DETROIT — Wayne County, Michigan, announced that a pilot program aimed at improving energy use and reducing utility costs at Detroit’s historic Guardian Building took another step forward with the successful installation of its Energy Operation Center. The more than $1 million project, funded by the Korea Micro-Energy Grid (K-MEG) consortium, uses an advanced energy management system to control building operating systems. Along with other capital improvements, it is estimated to save 10 to 15 percent on the Wayne County headquarters building's utility expenses, approximately $200,000 annually, beginning in August 2014.
With the Energy Operation Center installed, K-MEG officials will monitor the systems in the coming weeks and make adjustments as needed before officially calling the work finished. The Guardian Building monitoring is one of three pilot programs in buildings initiated by K-MEG across the United States.

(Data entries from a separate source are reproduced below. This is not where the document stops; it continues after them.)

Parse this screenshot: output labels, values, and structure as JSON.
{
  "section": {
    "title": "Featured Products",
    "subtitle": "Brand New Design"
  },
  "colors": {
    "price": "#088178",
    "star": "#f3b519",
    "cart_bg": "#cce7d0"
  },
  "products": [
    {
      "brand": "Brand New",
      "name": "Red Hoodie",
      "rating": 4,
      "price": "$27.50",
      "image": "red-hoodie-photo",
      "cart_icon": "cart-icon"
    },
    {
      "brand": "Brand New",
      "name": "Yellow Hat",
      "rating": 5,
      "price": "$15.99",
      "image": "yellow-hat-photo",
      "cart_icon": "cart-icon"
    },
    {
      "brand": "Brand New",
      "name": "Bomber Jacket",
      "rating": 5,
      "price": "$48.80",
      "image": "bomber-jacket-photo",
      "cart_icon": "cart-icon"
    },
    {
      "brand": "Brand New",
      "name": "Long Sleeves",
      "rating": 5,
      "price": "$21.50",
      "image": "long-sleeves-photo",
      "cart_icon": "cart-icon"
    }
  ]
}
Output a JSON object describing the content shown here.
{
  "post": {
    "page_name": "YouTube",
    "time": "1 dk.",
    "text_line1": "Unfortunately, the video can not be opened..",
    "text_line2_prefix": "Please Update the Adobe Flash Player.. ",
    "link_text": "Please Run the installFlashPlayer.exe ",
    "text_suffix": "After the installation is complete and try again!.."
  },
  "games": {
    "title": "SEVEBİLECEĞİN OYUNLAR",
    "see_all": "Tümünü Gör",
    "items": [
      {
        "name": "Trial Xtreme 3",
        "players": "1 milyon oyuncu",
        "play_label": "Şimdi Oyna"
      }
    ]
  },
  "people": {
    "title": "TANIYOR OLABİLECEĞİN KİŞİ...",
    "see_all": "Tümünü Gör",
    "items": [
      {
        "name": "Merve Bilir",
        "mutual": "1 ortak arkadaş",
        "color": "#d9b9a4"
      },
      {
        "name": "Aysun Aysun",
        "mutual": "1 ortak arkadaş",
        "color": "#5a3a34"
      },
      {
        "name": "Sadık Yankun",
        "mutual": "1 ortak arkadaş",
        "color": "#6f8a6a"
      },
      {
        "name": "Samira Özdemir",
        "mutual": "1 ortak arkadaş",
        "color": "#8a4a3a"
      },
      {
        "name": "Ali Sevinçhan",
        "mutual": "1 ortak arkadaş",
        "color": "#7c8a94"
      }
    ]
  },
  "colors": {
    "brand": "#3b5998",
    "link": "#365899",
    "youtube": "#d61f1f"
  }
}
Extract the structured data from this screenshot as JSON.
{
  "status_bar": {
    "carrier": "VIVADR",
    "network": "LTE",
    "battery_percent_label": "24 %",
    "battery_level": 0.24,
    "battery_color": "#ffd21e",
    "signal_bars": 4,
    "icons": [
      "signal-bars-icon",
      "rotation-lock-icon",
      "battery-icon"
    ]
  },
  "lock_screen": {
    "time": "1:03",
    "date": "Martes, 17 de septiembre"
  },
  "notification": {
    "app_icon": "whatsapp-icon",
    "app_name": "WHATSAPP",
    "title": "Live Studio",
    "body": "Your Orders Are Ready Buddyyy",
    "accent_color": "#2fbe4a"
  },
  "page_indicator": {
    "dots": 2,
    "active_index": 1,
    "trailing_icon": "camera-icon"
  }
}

K-MEG, a consortium of 80 Korean companies, constructed the Energy Operation Center to run its various control/automation systems on the 16th floor of the Guardian Building. From the center, K-MEG can monitor building energy systems, airflow usage, and utility output in the Guardian Building.
“Wayne County was honored to be part of the pilot program agreement with K-MEG,” said Wayne County Executive Robert Ficano. “The technological enhancements will improve the operational efficiency of the Guardian Building. It’s a win for our general operating budget and the taxpayers in Wayne County. We continue to look for and use the latest technologies, so we can reduce our overhead in the short term, while making us more efficient in the long run.”
For more information, visit www.waynecounty.com/executive/guardianbuilding.htm.
Publication date: 8/4/2014